Understanding no fault insurance

When it comes to insurance, what does ‘no fault’ really mean? For consumers, it means confusion and misunderstanding. The insurance industry’s adoption of this term was a big blunder. It’s misleading, since ‘no fault’ is not the same as ‘without fault’.

If you are injured or your car is damaged in an accident, you will deal with your own insurer regardless of who’s at fault for the accident. So if party A was at fault, you, party B, don’t have to go after party A’s insurance company for compensation. You will deal with your own insurer, who will pay you for the loss or damage.

That’s all ‘no fault’ means. However, the term ‘no fault’ has had a regrettable effect. Some consumers believe that any notion of ‘fault’ in an accident has been eliminated. Nothing could be further from the truth.

Let’s take this issue to the next stage. You have been injured in an accident in which you were the driver. Who pays your accident benefits? Does it matter who was at fault?

Law requires fault
You will receive accident benefits from your own insurer regardless of whether you were at fault or not. Your auto insurer will pay benefits to you as the drir, as well as to anyone injured while in your vehicle-regardless of whether or not they have their own automobile policy.

But someone must still be judged at fault, either completely or partially. The law requires it. There are ‘fault determination’ rules incorporated in the provincial Insurance Acts.
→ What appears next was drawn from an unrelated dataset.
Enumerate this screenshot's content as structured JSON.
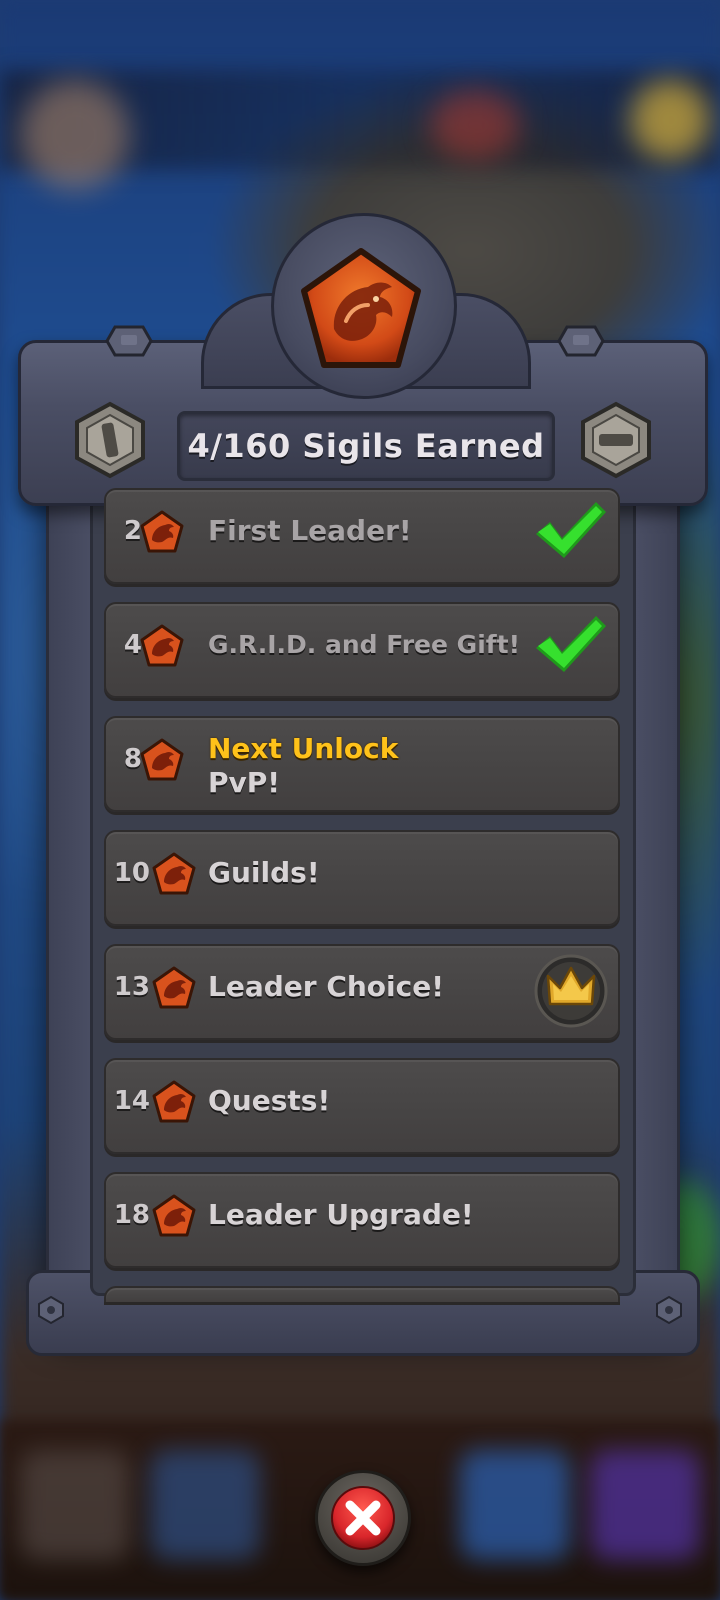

These rules are intended to help insurance companies deal with accident claims expeditiously.

The extent of your ‘fault’ according to these regulations will determine the amount of the deductible you will have to pay. So, if you’re 50 per cent at fault, you’ll pay 50 per cent of the deductible on whichever policy pays for the damages.

And your ‘fault’, even if it is only 20 per cent, will almost certainly result in an increase in your premiums come your next renewal.